Cox scheduled a technician to replace our DVR. When I opened the door the first words out of my mouth were, “My husband said he pitied the poor person who was going to have to deal with me today.” To which the technician replied, “I am Paul and my job is to fix the problem and make you happy.” Yeah, right! Well he was so intent to show me that he really meant it, after he installed another new DVR he gave me his cell phone number and said, “If you have a problem, you call me directly, ANYTIME.”

Then the following week my HD froze and it couldn’t be rebooted by the office. (The week before it could be.) I called Paul. He came within two hours and told me, “These DVR’s are computers and they need to be rebooted just like your computer in your office. You have to unplug them every so often.” Now how come customer service didn’t tell me that over the phone?

Then the next week I received a coupon from Cox for a free Pay-Per-View movie for being such a good customer. Oh sure enough we couldn’t access the service. (More time spent on the phone trying to make it work.) So the next morning, I called Paul and he was over within the hour. That’s when he started the “diagnostics” to find out what the problem was.
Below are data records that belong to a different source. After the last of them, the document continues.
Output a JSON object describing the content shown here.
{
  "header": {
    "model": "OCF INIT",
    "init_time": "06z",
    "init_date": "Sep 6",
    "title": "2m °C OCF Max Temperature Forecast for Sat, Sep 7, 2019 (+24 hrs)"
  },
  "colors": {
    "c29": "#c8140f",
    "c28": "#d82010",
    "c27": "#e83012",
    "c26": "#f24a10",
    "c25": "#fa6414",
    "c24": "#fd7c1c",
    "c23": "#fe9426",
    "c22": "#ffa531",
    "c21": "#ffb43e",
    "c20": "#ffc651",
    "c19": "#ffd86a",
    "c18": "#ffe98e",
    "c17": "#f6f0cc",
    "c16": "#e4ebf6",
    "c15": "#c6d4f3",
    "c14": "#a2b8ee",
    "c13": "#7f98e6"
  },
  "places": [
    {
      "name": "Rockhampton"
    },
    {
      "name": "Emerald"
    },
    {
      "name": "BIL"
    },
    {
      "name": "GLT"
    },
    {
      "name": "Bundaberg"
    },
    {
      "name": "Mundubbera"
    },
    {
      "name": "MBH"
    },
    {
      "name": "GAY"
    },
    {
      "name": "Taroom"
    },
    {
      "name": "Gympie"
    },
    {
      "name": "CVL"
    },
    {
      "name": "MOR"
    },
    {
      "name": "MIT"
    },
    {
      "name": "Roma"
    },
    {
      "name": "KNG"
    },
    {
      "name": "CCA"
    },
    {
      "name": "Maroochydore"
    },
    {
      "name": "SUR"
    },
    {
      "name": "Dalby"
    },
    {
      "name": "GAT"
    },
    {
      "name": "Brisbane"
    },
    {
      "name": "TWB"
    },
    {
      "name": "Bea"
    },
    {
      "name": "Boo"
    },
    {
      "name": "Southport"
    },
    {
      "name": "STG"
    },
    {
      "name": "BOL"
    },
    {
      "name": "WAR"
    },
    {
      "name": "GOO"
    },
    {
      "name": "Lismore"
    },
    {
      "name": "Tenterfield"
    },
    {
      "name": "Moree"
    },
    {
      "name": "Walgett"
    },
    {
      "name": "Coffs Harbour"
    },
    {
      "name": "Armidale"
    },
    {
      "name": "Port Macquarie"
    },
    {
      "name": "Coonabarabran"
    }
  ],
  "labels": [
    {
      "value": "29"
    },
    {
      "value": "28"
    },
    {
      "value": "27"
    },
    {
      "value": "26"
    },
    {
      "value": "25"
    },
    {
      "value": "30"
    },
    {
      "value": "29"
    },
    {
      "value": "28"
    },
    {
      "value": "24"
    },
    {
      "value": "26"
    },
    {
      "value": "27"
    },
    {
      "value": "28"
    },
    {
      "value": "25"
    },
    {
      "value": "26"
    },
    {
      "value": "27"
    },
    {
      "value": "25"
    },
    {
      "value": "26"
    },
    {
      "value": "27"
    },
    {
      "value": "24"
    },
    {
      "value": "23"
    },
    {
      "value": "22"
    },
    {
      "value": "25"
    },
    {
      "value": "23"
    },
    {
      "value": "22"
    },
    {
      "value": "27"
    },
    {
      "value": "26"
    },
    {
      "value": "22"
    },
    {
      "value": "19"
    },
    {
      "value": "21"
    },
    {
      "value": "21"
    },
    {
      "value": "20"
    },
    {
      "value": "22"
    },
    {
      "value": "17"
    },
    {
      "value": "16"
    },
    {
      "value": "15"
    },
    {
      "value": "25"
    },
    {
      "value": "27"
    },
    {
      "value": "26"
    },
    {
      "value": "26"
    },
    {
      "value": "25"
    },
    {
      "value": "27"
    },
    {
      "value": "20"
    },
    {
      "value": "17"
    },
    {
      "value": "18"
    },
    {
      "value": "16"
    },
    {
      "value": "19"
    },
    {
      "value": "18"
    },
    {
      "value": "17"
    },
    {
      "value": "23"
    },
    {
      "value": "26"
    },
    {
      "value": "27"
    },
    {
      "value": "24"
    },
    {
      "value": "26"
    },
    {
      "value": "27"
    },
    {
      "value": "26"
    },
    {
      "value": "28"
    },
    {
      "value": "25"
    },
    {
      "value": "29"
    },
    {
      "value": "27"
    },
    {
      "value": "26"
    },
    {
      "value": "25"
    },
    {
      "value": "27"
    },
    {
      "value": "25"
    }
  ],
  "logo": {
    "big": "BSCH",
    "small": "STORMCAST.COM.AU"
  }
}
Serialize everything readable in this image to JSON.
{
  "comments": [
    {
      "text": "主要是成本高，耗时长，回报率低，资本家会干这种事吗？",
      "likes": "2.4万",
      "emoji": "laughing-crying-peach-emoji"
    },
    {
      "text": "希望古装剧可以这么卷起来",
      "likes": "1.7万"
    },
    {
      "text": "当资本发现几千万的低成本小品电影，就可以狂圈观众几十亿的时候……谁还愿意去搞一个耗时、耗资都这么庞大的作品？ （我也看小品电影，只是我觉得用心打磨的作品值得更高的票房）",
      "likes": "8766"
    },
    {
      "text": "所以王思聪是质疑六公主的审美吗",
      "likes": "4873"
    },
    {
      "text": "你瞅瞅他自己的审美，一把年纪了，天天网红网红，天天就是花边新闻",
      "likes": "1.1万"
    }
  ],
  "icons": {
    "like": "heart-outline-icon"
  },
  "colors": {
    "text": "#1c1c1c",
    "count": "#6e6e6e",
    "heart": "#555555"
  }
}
He said, “There is something going on here and I am determined to find out what it is and fix it and make you happy.” To which I replied, “I am so sorry I sent the TIVO back. At this point I don’t care how much it costs. I just want a reliable product.” He said, “No you don’t want TIVO, you just want what you have to work. My job is to make that happen.”

He ran a cable directly from the Cox box to the TV across the living floor and it worked. So it was the wiring not the DVR box. First mystery solved! So we called the company that installed all the wiring and cable and set up a time for them to come. Paul said, “I know what to tell them to do, I just can’t do it.”

And today Paul showed up with his supervisor on his lunch hour and worked with the wiring guys to figure out how to fix the problem. They spent two hours going over all the connections and discovered the problem and fixed it.

An hour later I received a call from Paul asking, “Is everything OK? Is everything working?” To which I replied, “So far, so good.”

I have to tell you, I never had a cable guy, let alone anyone else, care so much about making me happy. You would think his name was Paul Cox, not Paul Villarreal, and it was his company. Now if that is not a perfect example of an employee taking ownership, I don’t what is.